After neo-folk 1995 classic, <I>Rose Clouds of Holocaust</I>, Douglas P. was hard-pressed to release something as poetic and musically moving. After putting away what he did best, releasing lyrically amazing songs balanced only by a simple, acoustic guitar, Douglas P. took a gamble with <I>Take Care and Control</I> in 1998 by giving commercially viable vehicle for his failed electronic explorations on 1991, <I>Cathedral of Tears</I>. He was completely successful with <I>Take Care and Control</I>, delivering relentless poetic passion for the first 3/4th of the album. However, loses focuses and audiences' interest with the last quarter of the album.
"Smashed to Bits (In the Peace of the Night)" launch the album off with such momentum, that's difficult not to be pulled along and convinced by Douglas' conviction. Along with "Frost Flowers" and "Kameradschaft" proves that he's still writing just as poetically as ever has. These songs showcase some of his finest work.
"Little Blue Butterfly," while repetitive, possesses interesting, ambiguos imagery with an ominous church organ. True to Death in June's stregnths, the percussions are interesting with a Spanish-sounding clacker underlining all of the music. "The Bunker" is overboard gloom, but is an essential track with interesting dialogue samples. "Kameradschaft" is the most popular track, which means "commrade-ship" in English. Definitely has some of the strongest lyrics on the album. The song echoes the sentiment of many Death in June songs, which is calling for a non-guilty unity of Europe. "Frost Flowers" is the prettiest of the tracks. Although it promotes anti-religious sentiments with: "fear of life seaps from Paradise." Culling back to Death in June's foundation in militaristic drums, "A Slaughter of Roses" carries on the torch. It also carries along the two main themes of the album: 1) Douglas' historical obsession with Nazi Germany, and; 2) hopeless love sentiments: "love pulls us down." And "Power has a Fragrance" is a perfect reminder of "Smashed to Bits (In the Peace of the Night" and brings us full circle about this celebration of power and expresses that it can only come from "hate." "Despair" is humorously brilliant in that it's the happiest sounding song ever released by Death in June, but it's deceiving, because the lyrics are some of the saddest: "I fall in love for a moment before I hit despair."
The least of the best of the songs on the album, "The Odin Hour" gets more expiremental and less accessible, but it's still successful, if the military march chant doesn't drive you crazy.
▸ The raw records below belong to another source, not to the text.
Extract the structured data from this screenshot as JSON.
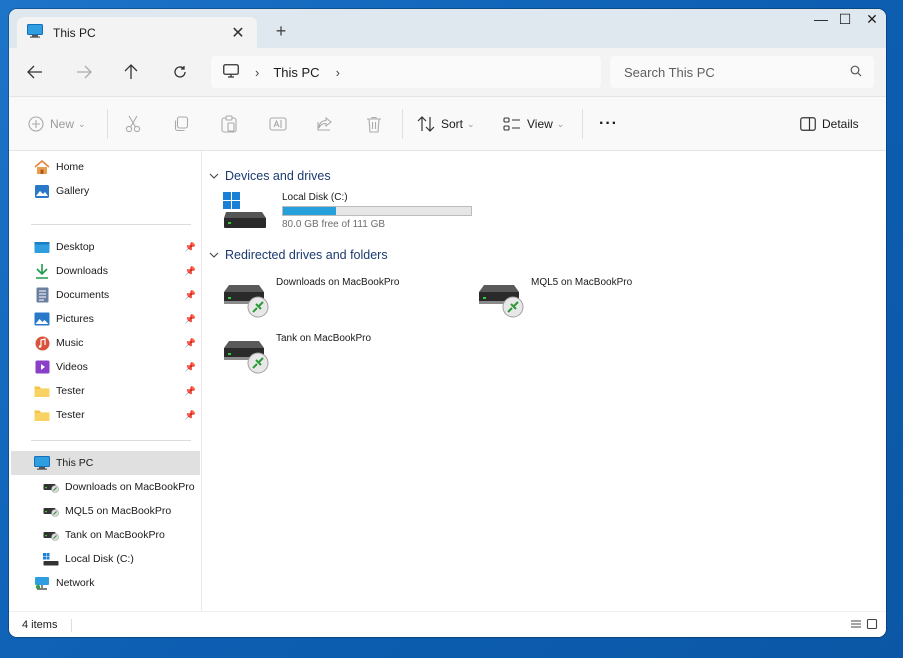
{
  "window": {
    "tab_title": "This PC",
    "controls": {
      "minimize": "—",
      "maximize": "☐",
      "close": "✕"
    }
  },
  "nav": {
    "breadcrumb": [
      "This PC"
    ],
    "search_placeholder": "Search This PC"
  },
  "commands": {
    "new_label": "New",
    "sort_label": "Sort",
    "view_label": "View",
    "more_label": "···",
    "details_label": "Details"
  },
  "sidebar": {
    "quick": [
      {
        "label": "Home",
        "icon": "home-icon"
      },
      {
        "label": "Gallery",
        "icon": "gallery-icon"
      }
    ],
    "pinned": [
      {
        "label": "Desktop",
        "icon": "desktop-folder-icon"
      },
      {
        "label": "Downloads",
        "icon": "downloads-icon"
      },
      {
        "label": "Documents",
        "icon": "documents-icon"
      },
      {
        "label": "Pictures",
        "icon": "pictures-icon"
      },
      {
        "label": "Music",
        "icon": "music-icon"
      },
      {
        "label": "Videos",
        "icon": "videos-icon"
      },
      {
        "label": "Tester",
        "icon": "folder-icon"
      },
      {
        "label": "Tester",
        "icon": "folder-icon"
      }
    ],
    "this_pc": {
      "label": "This PC",
      "icon": "this-pc-icon"
    },
    "this_pc_children": [
      {
        "label": "Downloads on MacBookPro",
        "icon": "network-drive-icon"
      },
      {
        "label": "MQL5 on MacBookPro",
        "icon": "network-drive-icon"
      },
      {
        "label": "Tank on MacBookPro",
        "icon": "network-drive-icon"
      },
      {
        "label": "Local Disk (C:)",
        "icon": "windows-drive-icon"
      }
    ],
    "network": {
      "label": "Network",
      "icon": "network-icon"
    }
  },
  "main": {
    "groups": [
      {
        "title": "Devices and drives",
        "items": [
          {
            "name": "Local Disk (C:)",
            "free_text": "80.0 GB free of 111 GB",
            "used_fraction": 0.28
          }
        ]
      },
      {
        "title": "Redirected drives and folders",
        "items": [
          {
            "name": "Downloads on MacBookPro"
          },
          {
            "name": "MQL5 on MacBookPro"
          },
          {
            "name": "Tank on MacBookPro"
          }
        ]
      }
    ]
  },
  "status": {
    "item_count": "4 items"
  },
  "colors": {
    "accent": "#26a0da",
    "selection": "#e0e0e0",
    "header_text": "#1b3a70"
  }
}
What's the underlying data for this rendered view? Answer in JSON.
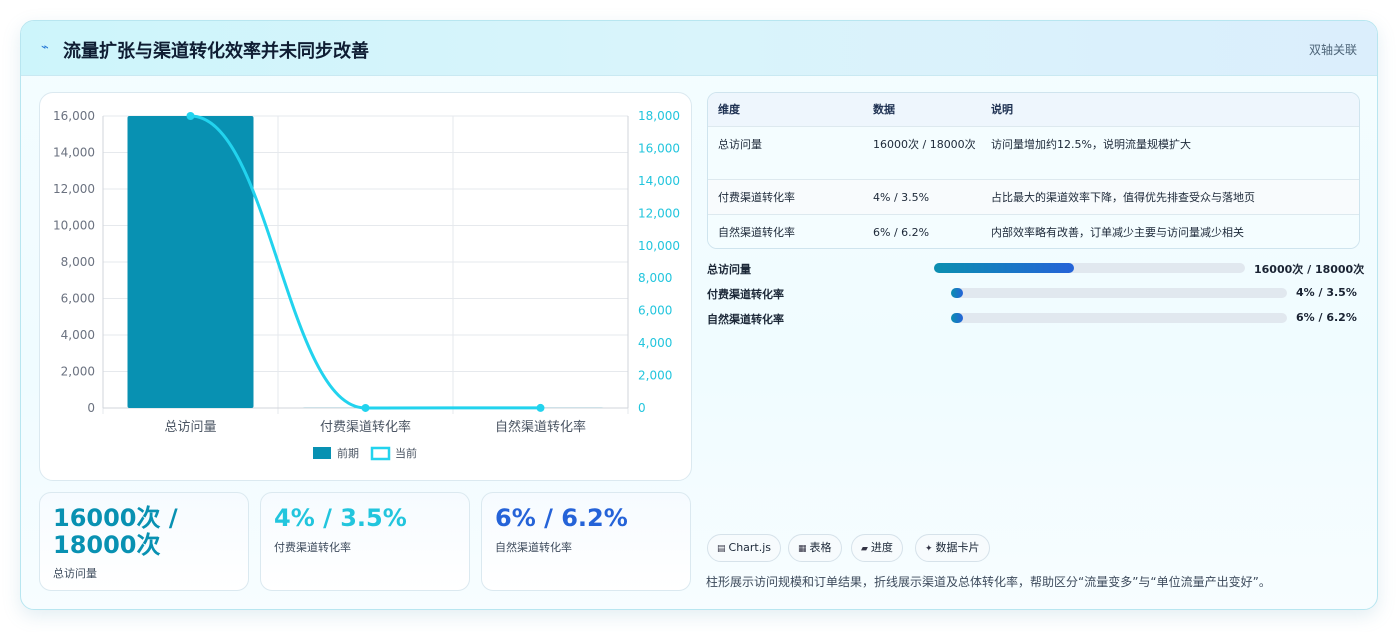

An artistic achievement that is unfortunately overlooked by mainstream music due to its controversial themes, intellectual content, and expensive, import prices.